Another consideration is that to avoid garbaging the failure reports, any download failures need to be recorded with pbulk during the download step, and the packages affeected marked as failed, so that those failures end up in the output results. Otherwise the build step will retry the fetch in an environment without a network, and that will then fail but nobody will be able to see why. For this reason it isn't sufficient to just, for example, run "make -k fetch" from the top level of pkgsrc before building.

Also note that rather than just iterating the package list and running "make fetch" from inside pbulk, it might be desirable to use "make fetch-list" or similar and then combine the results and feed them to a separate download tool. The simple approach can't readily adapt to available network bandwidth: depending on the build host's effective bandwidth from various download sites it might either flood the network or be horrendously slow, and no single fixed parallelism setting can avoid this. Trying to teach pbulk itself to do download load balancing is clearly the wrong idea. However, this is considerably more involved, if only because integrating failure results into the pbulk state is considerably more complicated.

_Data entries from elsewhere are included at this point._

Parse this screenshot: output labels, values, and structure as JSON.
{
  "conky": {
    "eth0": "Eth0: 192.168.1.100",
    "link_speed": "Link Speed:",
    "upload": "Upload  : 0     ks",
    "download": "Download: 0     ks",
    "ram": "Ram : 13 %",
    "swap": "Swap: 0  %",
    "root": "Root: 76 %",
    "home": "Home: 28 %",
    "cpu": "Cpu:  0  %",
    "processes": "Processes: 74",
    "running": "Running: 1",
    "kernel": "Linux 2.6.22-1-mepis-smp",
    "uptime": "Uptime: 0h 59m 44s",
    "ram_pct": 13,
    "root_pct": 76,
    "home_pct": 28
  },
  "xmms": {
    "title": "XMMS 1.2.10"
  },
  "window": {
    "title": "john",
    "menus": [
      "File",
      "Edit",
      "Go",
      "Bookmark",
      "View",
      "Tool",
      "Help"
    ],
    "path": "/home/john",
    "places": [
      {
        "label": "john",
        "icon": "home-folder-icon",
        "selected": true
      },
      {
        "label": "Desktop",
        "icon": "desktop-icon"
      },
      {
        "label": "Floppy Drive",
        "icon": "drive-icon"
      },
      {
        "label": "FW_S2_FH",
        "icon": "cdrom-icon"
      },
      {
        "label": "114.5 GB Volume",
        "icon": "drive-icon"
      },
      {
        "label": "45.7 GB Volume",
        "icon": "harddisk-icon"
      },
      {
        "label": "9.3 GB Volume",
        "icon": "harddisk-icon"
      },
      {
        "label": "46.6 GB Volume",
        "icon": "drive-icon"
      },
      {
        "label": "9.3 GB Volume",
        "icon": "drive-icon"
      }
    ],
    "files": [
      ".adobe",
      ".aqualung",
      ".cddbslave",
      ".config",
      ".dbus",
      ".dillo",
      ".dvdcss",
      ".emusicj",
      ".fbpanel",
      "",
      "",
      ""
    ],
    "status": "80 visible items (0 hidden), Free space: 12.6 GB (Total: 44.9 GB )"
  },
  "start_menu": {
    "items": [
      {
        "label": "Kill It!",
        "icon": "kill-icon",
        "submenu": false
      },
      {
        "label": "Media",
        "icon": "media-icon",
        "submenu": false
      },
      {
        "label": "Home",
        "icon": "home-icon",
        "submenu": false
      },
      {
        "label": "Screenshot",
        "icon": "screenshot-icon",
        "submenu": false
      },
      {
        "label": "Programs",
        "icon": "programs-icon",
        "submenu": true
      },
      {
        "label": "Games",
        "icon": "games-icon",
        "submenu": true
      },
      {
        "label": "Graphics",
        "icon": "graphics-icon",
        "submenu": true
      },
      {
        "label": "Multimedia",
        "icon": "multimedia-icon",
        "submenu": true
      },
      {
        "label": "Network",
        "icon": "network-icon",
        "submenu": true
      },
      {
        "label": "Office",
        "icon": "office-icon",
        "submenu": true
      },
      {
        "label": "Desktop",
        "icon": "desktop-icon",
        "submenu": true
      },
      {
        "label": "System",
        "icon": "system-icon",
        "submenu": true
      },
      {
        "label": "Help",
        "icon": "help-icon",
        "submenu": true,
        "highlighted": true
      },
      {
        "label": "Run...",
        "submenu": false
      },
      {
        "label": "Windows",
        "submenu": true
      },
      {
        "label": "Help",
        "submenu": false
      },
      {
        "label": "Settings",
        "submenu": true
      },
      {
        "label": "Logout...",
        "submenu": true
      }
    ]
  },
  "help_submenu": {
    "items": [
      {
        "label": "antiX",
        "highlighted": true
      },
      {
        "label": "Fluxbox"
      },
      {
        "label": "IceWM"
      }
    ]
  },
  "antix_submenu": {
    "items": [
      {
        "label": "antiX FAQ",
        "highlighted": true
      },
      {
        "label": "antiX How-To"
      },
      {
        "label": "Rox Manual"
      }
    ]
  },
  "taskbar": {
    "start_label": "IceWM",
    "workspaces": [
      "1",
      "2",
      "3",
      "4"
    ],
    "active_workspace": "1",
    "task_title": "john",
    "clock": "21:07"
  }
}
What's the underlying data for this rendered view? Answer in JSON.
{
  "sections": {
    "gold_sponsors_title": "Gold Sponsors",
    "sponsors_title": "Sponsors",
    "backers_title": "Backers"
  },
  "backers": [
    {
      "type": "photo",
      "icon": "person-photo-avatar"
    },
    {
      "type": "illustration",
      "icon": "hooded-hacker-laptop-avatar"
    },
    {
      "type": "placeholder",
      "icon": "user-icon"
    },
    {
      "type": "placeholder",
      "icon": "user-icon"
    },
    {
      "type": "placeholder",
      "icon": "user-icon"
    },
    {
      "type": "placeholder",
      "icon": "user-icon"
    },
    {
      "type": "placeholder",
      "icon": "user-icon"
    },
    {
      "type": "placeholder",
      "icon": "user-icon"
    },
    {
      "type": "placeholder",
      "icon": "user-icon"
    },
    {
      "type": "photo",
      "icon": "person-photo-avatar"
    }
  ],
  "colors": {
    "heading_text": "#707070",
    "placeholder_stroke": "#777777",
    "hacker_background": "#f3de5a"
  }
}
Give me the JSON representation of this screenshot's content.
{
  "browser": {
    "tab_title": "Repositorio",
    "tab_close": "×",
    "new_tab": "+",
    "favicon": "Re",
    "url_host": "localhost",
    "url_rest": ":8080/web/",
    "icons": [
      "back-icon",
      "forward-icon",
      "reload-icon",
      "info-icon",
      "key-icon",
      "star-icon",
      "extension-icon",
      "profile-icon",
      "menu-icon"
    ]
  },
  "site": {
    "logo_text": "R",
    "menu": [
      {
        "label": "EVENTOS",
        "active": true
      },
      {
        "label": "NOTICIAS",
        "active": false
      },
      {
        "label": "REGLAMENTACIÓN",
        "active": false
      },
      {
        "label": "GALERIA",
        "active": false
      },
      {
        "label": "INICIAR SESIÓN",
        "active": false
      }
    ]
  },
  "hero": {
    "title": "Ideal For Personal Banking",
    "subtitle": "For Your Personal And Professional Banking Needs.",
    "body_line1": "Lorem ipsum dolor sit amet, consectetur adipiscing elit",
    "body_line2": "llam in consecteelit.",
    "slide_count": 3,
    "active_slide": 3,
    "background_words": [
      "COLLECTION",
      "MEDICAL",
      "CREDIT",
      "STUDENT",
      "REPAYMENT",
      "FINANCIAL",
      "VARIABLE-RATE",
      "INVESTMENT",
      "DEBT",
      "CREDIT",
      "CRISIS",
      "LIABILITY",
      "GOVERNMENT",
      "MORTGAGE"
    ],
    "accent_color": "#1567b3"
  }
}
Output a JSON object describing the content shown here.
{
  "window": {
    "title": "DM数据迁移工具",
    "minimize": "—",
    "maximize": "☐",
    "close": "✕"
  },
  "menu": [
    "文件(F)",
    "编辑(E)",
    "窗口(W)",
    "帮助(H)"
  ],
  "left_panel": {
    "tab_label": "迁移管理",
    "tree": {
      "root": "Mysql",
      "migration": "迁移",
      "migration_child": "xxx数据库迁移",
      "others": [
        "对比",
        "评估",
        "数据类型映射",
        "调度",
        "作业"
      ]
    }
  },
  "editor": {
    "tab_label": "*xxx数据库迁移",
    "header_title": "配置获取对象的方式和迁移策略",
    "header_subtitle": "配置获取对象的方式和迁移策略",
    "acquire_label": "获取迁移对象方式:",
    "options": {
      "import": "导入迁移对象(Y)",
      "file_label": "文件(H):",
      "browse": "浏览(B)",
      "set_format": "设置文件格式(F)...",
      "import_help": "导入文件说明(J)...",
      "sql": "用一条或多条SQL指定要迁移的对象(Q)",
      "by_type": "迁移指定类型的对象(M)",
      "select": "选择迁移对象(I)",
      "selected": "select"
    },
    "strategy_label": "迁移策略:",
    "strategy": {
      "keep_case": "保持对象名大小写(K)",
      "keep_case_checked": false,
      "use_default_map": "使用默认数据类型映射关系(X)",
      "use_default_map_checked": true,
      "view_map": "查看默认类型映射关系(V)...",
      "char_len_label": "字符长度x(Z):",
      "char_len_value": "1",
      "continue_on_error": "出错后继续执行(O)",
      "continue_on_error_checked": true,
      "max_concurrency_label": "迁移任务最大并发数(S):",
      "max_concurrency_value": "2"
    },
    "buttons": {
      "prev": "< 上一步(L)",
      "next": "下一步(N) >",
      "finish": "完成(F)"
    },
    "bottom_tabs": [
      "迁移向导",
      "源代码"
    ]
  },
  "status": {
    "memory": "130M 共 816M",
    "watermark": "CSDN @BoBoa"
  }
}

Blocking unauthorized downloads

The other approach is to arrange things so that unwanted downloads will fail. There are a number of possible ways to arrange this on the basic assumption that the system has no network access to the outside world by default. (For example, it might have no default route, or it might have a firewall config that blocks outgoing connections.) Then some additional mechanism is introduced into the pkgsrc fetch stage so that authorized downloads can proceed. One mechanism is to set up a local HTTP proxy and only make the proxy config available to the fetch stage. Another, possibly preferable if the build is happening on a cluster of VMs or chroots, is to ssh to another local machine to download there; that allows mounting the distfiles directory read-only on the build hosts. There are probably others. Part of the goal of this project should be to select one or a small number of reasonable mechanisms and provide the necessary support in pbulk so each can be enabled in a relatively turn-key fashion. We want it to be easy to configure this restriction and ideally in the long term we'd like it to be able to default to "on".

Note that it will almost certainly be necessary to strengthen the pkgsrc infrastructure to support this. For example, conditionally passing around HTTP proxy config depending on the pkgsrc phase will require changes to pkgsrc itself. Also, while one can redirect fetch to a different tool via the FETCH_USING variable, as things stand this runs the risk of breaking packages that need to set it itself. There was at one point some talk about improving this but it apparently never went anywhere.

An additional possibility along these lines is to leverage OS-specific security frameworks to prohibit unwanted downloading. This has the advantage of not needing to disable the network in general, so it can be engaged even for ordinary builds and on non-dedicated hosts. However, because security frameworks and their state of useability vary, it isn't a general solution. In particular on NetBSD at the moment we do not have anything that can do this. (It might be possible to ues kauth for it, but if so the necessary policy modules do not currently exist.) Consequently this option is in some ways a separate project. Note if attempting it that simplistic solutions (e.g. blocking all attempts to create sockets) will probably not work adequately.

Other considerations

Note when considering this project:

Overall, one does hope that any package that attempts to download things and finds it can't will then fail rather than silently doing something different that we might or might not be able to detect. It is possible in the long run that we'll want to use a security framework that can log download attempts and provide an audit trail; however, first steps first.